AB - This study draws insights from discursive psychology to explore moral discourses of spousal violence in Ghana. In particular, it investigates how sociocultural norms and practices are invoked in talk of perpetrators and victims as moral warrants for husband-to-wife abuse in Ghana. Semi-structured focus group and personal interviews were conducted with a total of 40 participants: 16 victims, 16 perpetrators, and eight key informants from rural and urban Ghana. Participants’ discursive accounts suggest that husbands have implicit moral right and obligation to punish their wives for disobedience and other infractions against male authority in marriage. Both perpetrators and victims build their talk around familiar normative discourses and practices that provide tacit support for spousal violence in Ghana. While perpetrators mobilize culturally resonant and normative repertoires to justify abuse, blame their victims, and manage their moral accountability; victims position husband-to-wife abuse as normal, legitimate, disciplinary, and corrective. These moral discourses of spousal violence apparently serve to relieve perpetrators of moral agency; prime battered women to accept abuse; and devastate their agency to leave abusive marital relationships. The findings contribute to our understanding of how cultural and social norms of spousal violence are morally constituted, reproduced, and sustained in talk of perpetrators, victims, and other key members of society.

KW - spousal violence

KW - spousal abuse

KW - IPV

KW - moral discourse

KW - moral accountability

KW - sociocultural norms

KW - discursive psychology

KW - Ghana

U2 - 10.1177/0886260515619751

DO - 10.1177/0886260515619751

M3 - Journal article

C2 - 26681785

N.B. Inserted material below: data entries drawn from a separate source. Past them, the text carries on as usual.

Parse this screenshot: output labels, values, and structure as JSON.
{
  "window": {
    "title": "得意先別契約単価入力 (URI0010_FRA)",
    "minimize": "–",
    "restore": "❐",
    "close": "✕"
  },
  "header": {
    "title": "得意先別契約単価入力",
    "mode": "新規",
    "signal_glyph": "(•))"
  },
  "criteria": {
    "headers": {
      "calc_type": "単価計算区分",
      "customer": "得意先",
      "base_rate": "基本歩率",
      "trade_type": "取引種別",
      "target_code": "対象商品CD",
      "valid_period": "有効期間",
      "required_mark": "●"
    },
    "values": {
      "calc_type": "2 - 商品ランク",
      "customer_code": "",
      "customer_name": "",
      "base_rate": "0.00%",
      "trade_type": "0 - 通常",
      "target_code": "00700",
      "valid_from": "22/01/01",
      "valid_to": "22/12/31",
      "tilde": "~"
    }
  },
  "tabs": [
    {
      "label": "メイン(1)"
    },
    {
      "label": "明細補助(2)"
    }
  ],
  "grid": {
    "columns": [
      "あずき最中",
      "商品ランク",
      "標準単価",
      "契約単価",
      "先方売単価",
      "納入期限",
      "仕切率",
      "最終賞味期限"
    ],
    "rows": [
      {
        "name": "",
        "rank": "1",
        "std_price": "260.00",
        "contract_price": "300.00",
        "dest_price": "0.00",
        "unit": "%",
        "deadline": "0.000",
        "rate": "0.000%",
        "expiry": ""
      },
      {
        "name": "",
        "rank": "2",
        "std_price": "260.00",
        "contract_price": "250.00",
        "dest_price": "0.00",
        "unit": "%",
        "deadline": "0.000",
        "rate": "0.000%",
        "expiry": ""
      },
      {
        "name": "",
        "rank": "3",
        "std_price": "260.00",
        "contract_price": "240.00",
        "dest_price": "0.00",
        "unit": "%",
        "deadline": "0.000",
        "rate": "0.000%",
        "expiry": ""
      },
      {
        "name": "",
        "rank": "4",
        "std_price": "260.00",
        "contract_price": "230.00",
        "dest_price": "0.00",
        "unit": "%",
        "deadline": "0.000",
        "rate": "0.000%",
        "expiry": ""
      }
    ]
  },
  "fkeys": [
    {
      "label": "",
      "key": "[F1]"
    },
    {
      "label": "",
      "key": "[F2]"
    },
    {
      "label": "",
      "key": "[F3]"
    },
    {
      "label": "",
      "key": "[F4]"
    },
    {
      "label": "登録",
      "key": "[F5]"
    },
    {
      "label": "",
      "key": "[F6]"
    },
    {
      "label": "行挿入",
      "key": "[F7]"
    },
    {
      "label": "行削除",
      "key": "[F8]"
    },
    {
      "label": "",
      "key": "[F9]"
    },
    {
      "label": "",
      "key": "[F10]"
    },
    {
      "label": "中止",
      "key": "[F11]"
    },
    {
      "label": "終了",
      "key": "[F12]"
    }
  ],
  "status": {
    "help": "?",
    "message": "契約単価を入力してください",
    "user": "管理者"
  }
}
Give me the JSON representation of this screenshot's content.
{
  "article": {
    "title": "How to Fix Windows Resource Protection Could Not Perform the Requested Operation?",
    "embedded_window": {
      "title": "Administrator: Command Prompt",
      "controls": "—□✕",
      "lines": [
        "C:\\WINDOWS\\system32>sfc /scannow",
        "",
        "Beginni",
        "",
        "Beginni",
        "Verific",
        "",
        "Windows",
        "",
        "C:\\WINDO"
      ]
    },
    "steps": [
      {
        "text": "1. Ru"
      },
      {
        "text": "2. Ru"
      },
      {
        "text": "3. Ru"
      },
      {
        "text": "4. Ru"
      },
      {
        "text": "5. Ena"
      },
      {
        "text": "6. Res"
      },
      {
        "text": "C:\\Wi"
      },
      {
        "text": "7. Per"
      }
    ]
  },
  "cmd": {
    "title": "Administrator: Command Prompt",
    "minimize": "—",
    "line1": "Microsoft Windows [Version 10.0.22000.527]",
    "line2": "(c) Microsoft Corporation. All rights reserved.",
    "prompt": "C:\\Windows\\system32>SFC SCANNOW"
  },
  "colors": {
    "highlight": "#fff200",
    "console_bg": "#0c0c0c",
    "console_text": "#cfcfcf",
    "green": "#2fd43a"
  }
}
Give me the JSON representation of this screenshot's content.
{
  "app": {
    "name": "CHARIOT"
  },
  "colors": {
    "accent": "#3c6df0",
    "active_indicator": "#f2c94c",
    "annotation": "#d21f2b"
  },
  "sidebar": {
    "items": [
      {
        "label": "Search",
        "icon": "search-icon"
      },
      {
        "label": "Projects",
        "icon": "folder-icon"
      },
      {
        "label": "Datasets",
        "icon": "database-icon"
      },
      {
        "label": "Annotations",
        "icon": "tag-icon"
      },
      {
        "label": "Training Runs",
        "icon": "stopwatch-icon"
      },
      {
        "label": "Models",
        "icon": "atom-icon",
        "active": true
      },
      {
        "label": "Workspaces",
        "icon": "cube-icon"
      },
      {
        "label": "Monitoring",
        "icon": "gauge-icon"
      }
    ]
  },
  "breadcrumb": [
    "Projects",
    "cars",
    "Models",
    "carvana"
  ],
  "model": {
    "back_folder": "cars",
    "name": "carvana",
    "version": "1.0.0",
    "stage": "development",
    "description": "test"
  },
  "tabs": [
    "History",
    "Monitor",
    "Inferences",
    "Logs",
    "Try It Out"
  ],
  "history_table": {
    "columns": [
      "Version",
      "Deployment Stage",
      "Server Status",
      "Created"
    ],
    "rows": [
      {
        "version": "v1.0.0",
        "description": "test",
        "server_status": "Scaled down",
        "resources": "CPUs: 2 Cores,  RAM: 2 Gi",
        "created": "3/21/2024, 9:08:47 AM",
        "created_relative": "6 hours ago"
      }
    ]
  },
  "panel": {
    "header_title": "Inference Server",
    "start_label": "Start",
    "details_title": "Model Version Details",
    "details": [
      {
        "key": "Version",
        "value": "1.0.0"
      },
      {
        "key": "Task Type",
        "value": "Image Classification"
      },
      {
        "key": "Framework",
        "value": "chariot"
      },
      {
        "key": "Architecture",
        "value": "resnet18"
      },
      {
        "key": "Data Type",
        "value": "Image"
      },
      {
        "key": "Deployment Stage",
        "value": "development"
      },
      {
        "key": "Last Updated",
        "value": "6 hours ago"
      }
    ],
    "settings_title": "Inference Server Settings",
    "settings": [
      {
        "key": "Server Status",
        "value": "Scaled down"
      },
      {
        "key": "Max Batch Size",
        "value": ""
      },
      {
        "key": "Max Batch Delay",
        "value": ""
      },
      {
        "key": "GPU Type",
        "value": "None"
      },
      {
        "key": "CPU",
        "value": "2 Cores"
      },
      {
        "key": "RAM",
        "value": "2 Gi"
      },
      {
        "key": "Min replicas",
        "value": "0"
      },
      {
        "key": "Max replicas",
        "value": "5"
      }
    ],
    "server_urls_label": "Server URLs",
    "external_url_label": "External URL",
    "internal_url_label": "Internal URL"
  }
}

VL - 33

SP - 1871

EP - 1892

JO - Journal of Interpersonal Violence

JF - Journal of Interpersonal Violence

SN - 0886-2605

IS - 12

ER -